For a little over a year, I've been reading Nero Wolfe mysteries by Rex Stout. I'm still not finished and I haven't repeated any: that should give you some idea of just how prolific Stout was.
Gordianus the Finder and Inspector Banks, (not to mention Sherlock) I'm not a huge fan of the mystery genre (though both Encyclopedia Brown and his more realistically smart-ass 1970s successor, Jack McGurk, played huge parts in my childhood). But there's something about the world Rex Stout has created that keeps me coming back and back and back.
It's not even the plots of the mysteries. These are by and large fairly simple, without too many twists and turns. What makes these books special is the characterization. Imperious, arrogant, gormandizing, misogynistic, lazy, beer-swilling, orchid-loving Nero Wolfe is one of the most sharply drawn and consistently realized characters I've ever read. And of course, the narrator of the books, Wolfe's wise-cracking legman Archie Goodwin, is hands-down the most flat-out likeable narrator I've ever had between my ears.
Stout's writing is simple, crisp, uncluttered, and rolls off the page. For me, the best writing is the kind that makes me forget I'm reading and get completely lost in the fictive dream. In this, Stout delivers, and between 1934 and 1975 he cranked out about 75 Nero Wolfe mysteries - that's far more than one a year.

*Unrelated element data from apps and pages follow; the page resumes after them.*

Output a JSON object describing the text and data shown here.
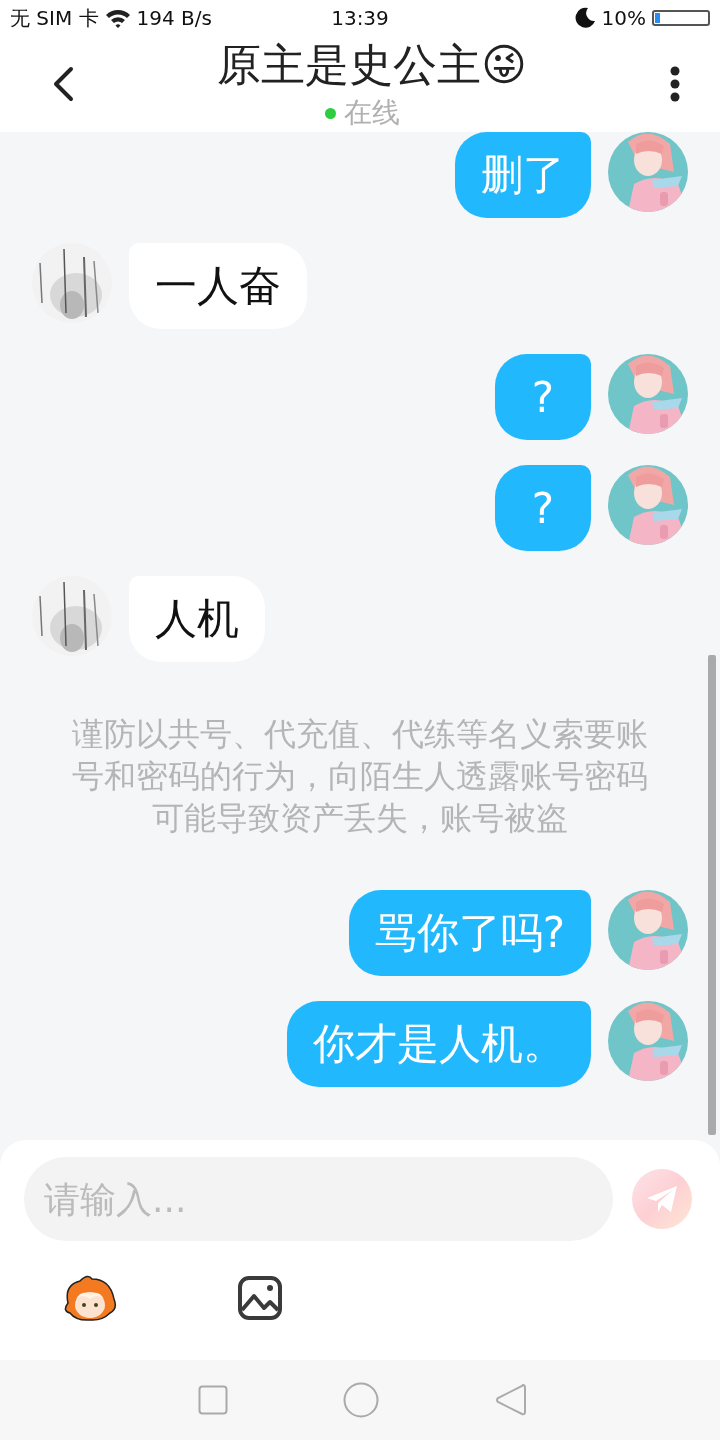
{
  "status_bar": {
    "carrier": "无 SIM 卡",
    "speed": "194 B/s",
    "time": "13:39",
    "battery": "10%"
  },
  "header": {
    "title": "原主是史公主😜",
    "status": "在线",
    "online": true
  },
  "messages": [
    {
      "kind": "sent",
      "text": "删了"
    },
    {
      "kind": "received",
      "text": "一人奋"
    },
    {
      "kind": "sent",
      "text": "?"
    },
    {
      "kind": "sent",
      "text": "?"
    },
    {
      "kind": "received",
      "text": "人机"
    },
    {
      "kind": "notice",
      "text": "谨防以共号、代充值、代练等名义索要账号和密码的行为，向陌生人透露账号密码可能导致资产丢失，账号被盗"
    },
    {
      "kind": "sent",
      "text": "骂你了吗?"
    },
    {
      "kind": "sent",
      "text": "你才是人机。"
    }
  ],
  "composer": {
    "placeholder": "请输入..."
  }
}
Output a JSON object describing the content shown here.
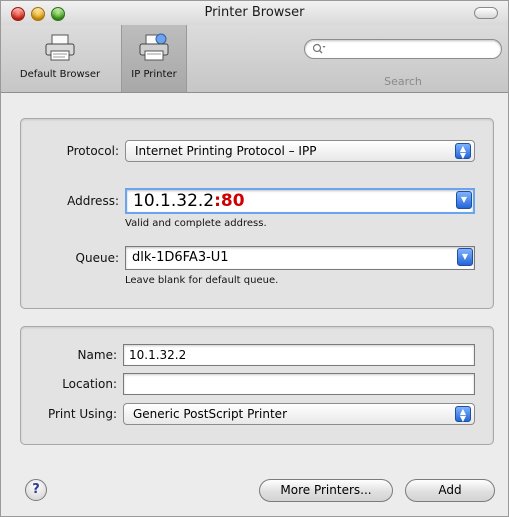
{
  "window": {
    "title": "Printer Browser"
  },
  "toolbar": {
    "default_browser_label": "Default Browser",
    "ip_printer_label": "IP Printer",
    "search_placeholder": "",
    "search_label": "Search"
  },
  "ip_settings": {
    "protocol_label": "Protocol:",
    "protocol_value": "Internet Printing Protocol – IPP",
    "address_label": "Address:",
    "address_host": "10.1.32.2",
    "address_port": ":80",
    "address_hint": "Valid and complete address.",
    "queue_label": "Queue:",
    "queue_value": "dlk-1D6FA3-U1",
    "queue_hint": "Leave blank for default queue."
  },
  "printer_info": {
    "name_label": "Name:",
    "name_value": "10.1.32.2",
    "location_label": "Location:",
    "location_value": "",
    "print_using_label": "Print Using:",
    "print_using_value": "Generic PostScript Printer"
  },
  "footer": {
    "help_label": "?",
    "more_printers_label": "More Printers...",
    "add_label": "Add"
  },
  "colors": {
    "port_highlight": "#d10000",
    "accent_blue": "#2466d8"
  }
}
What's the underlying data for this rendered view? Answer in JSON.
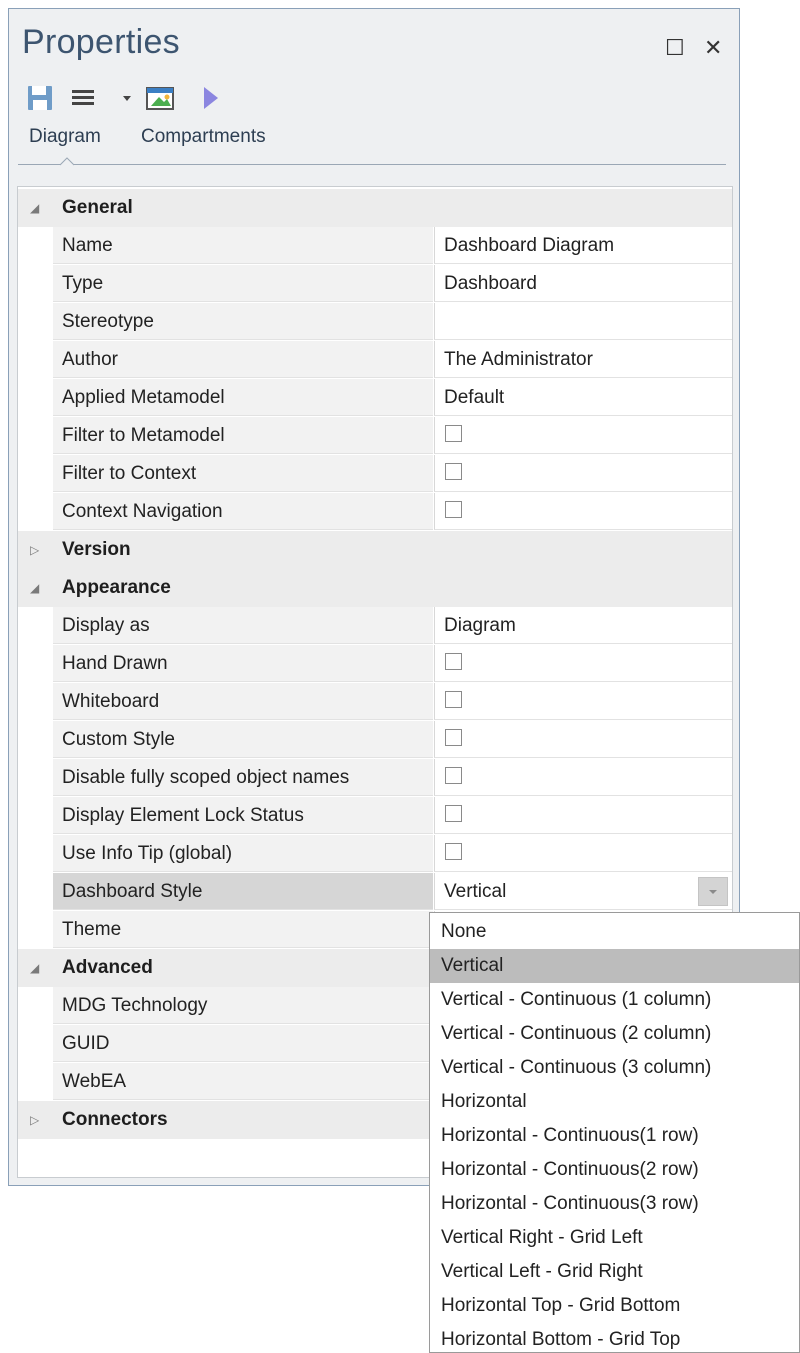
{
  "window": {
    "title": "Properties",
    "maximize_glyph": "☐",
    "close_glyph": "✕"
  },
  "toolbar": {
    "icons": [
      "save-icon",
      "menu-lines-icon",
      "dropdown-caret-icon",
      "image-properties-icon",
      "play-arrow-icon"
    ]
  },
  "tabs": [
    {
      "label": "Diagram",
      "active": true
    },
    {
      "label": "Compartments",
      "active": false
    }
  ],
  "grid": {
    "general": {
      "label": "General",
      "rows": [
        {
          "label": "Name",
          "value": "Dashboard Diagram"
        },
        {
          "label": "Type",
          "value": "Dashboard"
        },
        {
          "label": "Stereotype",
          "value": ""
        },
        {
          "label": "Author",
          "value": "The Administrator"
        },
        {
          "label": "Applied Metamodel",
          "value": "Default"
        },
        {
          "label": "Filter to Metamodel",
          "checked": false
        },
        {
          "label": "Filter to Context",
          "checked": false
        },
        {
          "label": "Context Navigation",
          "checked": false
        }
      ]
    },
    "version": {
      "label": "Version"
    },
    "appearance": {
      "label": "Appearance",
      "rows": [
        {
          "label": "Display as",
          "value": "Diagram"
        },
        {
          "label": "Hand Drawn",
          "checked": false
        },
        {
          "label": "Whiteboard",
          "checked": false
        },
        {
          "label": "Custom Style",
          "checked": false
        },
        {
          "label": "Disable fully scoped object names",
          "checked": false
        },
        {
          "label": "Display Element Lock Status",
          "checked": false
        },
        {
          "label": "Use Info Tip (global)",
          "checked": false
        },
        {
          "label": "Dashboard Style",
          "value": "Vertical"
        },
        {
          "label": "Theme",
          "value": ""
        }
      ]
    },
    "advanced": {
      "label": "Advanced",
      "rows": [
        {
          "label": "MDG Technology"
        },
        {
          "label": "GUID"
        },
        {
          "label": "WebEA"
        }
      ]
    },
    "connectors": {
      "label": "Connectors"
    }
  },
  "dropdown": {
    "selected": "Vertical",
    "options": [
      "None",
      "Vertical",
      "Vertical - Continuous (1 column)",
      "Vertical - Continuous (2 column)",
      "Vertical - Continuous (3 column)",
      "Horizontal",
      "Horizontal - Continuous(1 row)",
      "Horizontal - Continuous(2 row)",
      "Horizontal - Continuous(3 row)",
      "Vertical Right - Grid Left",
      "Vertical Left - Grid Right",
      "Horizontal Top - Grid Bottom",
      "Horizontal Bottom - Grid Top"
    ]
  }
}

I was introduced to Nero Wolfe through the A&E Network's short-lived and much lamented series A Nero Wolfe Mystery, with the late (and vastly underrated) Maury Chaykin as Wolfe and evergreen good-guy Timothy Hutton as Goodwin. I can say without reservation this series is the most true to the source material of all the book-to-TV-or-movie adaptations I've ever seen. The show is a bit old-fashioned, but in the timeless, not dated, sense, and uses an ensemble cast to play different roles in different episodes (only Chaykin, Hutton, and a few other regulars don't rotate between roles).
So if you ever want to get lost in a rat-a-tat-tat whodunit, you could do much worse than picking up any Nero Wolfe mystery. You can start anywhere - one of the charms of the books, for me, is that from 1934 to 1975, the outside world did, occasionally, intrude into the lives of the characters, but the bulk of the action takes place in Nero Wolfe's home office (he refuses to leave the house on business), which is as timeless a place as I can think of. No matter how crazy or upsetting real life ever becomes, I will always know a place where I can sit back in the red leather chair, order a beer from Fritz (Nero's chef/caretaker) and see my old friend Archie. Wolfe's office in his New York brownstone is refreshingly comforting.
I'm a big fan of the original Sherlock Holmes mysteries, but I'm not so sure Nero Wolfe couldn't out-fox and out-detect Holmes any day of the week. The difference is that Wolfe needs Goodwin far more than Holmes ever needed Watson. But in almost every way that counts, Nero Wolfe is the American Sherlock Holmes.